Montmartre, Paris, is a popular place for Asian brides to be photographed on their special day.
Corner of rue du Chevalier de la Barre, Paris
I'd wanted to play on this pitch ever since I began busking in Montmartre, but some showy accordionist or singer-guitarist had always beaten me to it. On this dull day, however, it was free and so I plumped to go for it - after I'd devoured a delicious crêpe with sugar from a nearby crêperie for energy.
There were artists with drawing boards tucked underneath their arms, along with a couple of soldiers cradling machine guns milling around on the road in front of me; a surprisingly relaxed scene I slotted into perfectly. It felt empowering to still be playing my violin here despite all the fear that'd be generated by the attacks on Paris last year and in so doing, I imagined myself giving voice to the victims who'd been so senselessly silenced.
One of the many artists who walk all day up and down rue du Chevalier de la Barre, Montmartre, on the lookout for tourists to draw.

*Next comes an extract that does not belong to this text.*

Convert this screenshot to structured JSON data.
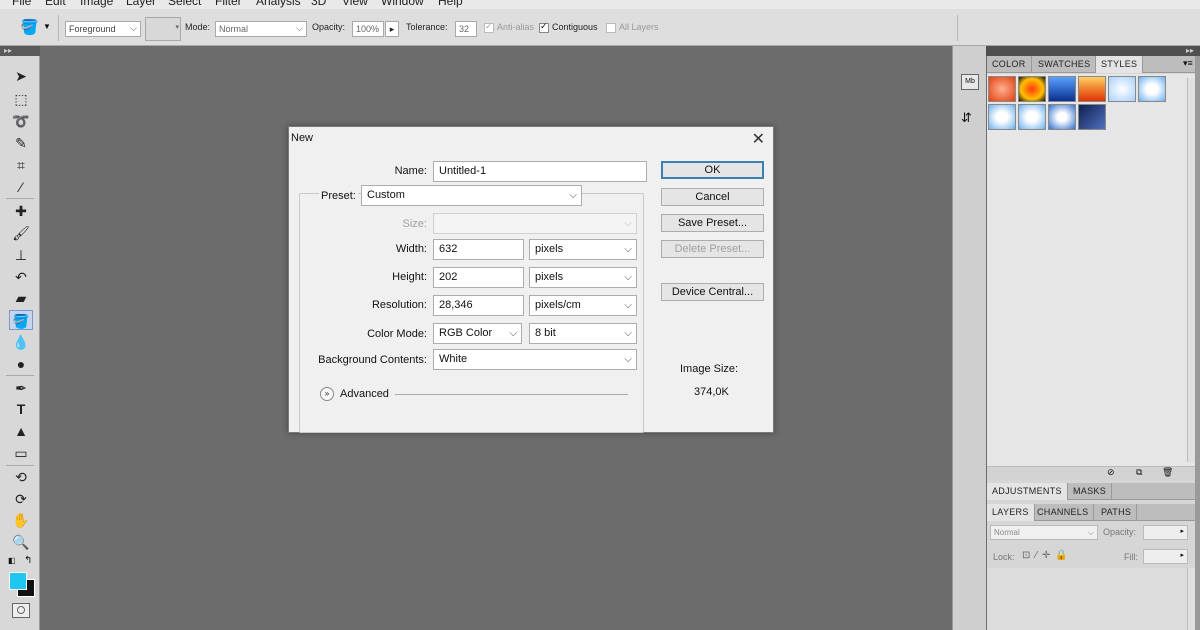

I saw another Japenese bride; a camp guy with flecks of red in his attire gave me two euros; two members of a gang of blonde kids rooted out coins from their wallets for me, and a winkey gent with a chestnut beard and his cheeks aflame made a contribution.